ACTIVITY
The records shown below are to be repeated exactly and completely.

[Data records for software interfaces]
--------------------------------------------------

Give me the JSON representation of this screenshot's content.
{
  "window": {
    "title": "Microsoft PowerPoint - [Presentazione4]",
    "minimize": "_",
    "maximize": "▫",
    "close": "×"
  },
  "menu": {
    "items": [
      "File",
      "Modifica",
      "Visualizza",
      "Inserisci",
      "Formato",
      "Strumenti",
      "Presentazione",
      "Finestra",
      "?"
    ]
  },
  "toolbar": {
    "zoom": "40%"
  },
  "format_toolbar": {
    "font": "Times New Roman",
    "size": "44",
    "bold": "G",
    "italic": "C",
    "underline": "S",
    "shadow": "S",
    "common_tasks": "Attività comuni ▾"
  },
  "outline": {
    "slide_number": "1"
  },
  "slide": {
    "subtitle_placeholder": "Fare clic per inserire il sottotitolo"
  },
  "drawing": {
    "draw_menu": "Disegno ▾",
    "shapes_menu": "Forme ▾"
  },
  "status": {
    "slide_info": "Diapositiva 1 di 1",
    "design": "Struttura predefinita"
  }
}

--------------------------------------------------

EXERCISE RESULT
Give me the JSON representation of this screenshot's content.
{
  "window": {
    "title": "Microsoft PowerPoint - [Presentazione4]",
    "minimize": "_",
    "maximize": "▫",
    "close": "×"
  },
  "menu": {
    "items": [
      "File",
      "Modifica",
      "Visualizza",
      "Inserisci",
      "Formato",
      "Strumenti",
      "Presentazione",
      "Finestra",
      "?"
    ]
  },
  "toolbar": {
    "zoom": "40%"
  },
  "format_toolbar": {
    "font": "Times New Roman",
    "size": "44",
    "bold": "G",
    "italic": "C",
    "underline": "S",
    "shadow": "S",
    "common_tasks": "Attività comuni ▾"
  },
  "outline": {
    "slide_number": "1"
  },
  "slide": {
    "subtitle_placeholder": "Fare clic per inserire il sottotitolo"
  },
  "drawing": {
    "draw_menu": "Disegno ▾",
    "shapes_menu": "Forme ▾"
  },
  "status": {
    "slide_info": "Diapositiva 1 di 1",
    "design": "Struttura predefinita"
  }
}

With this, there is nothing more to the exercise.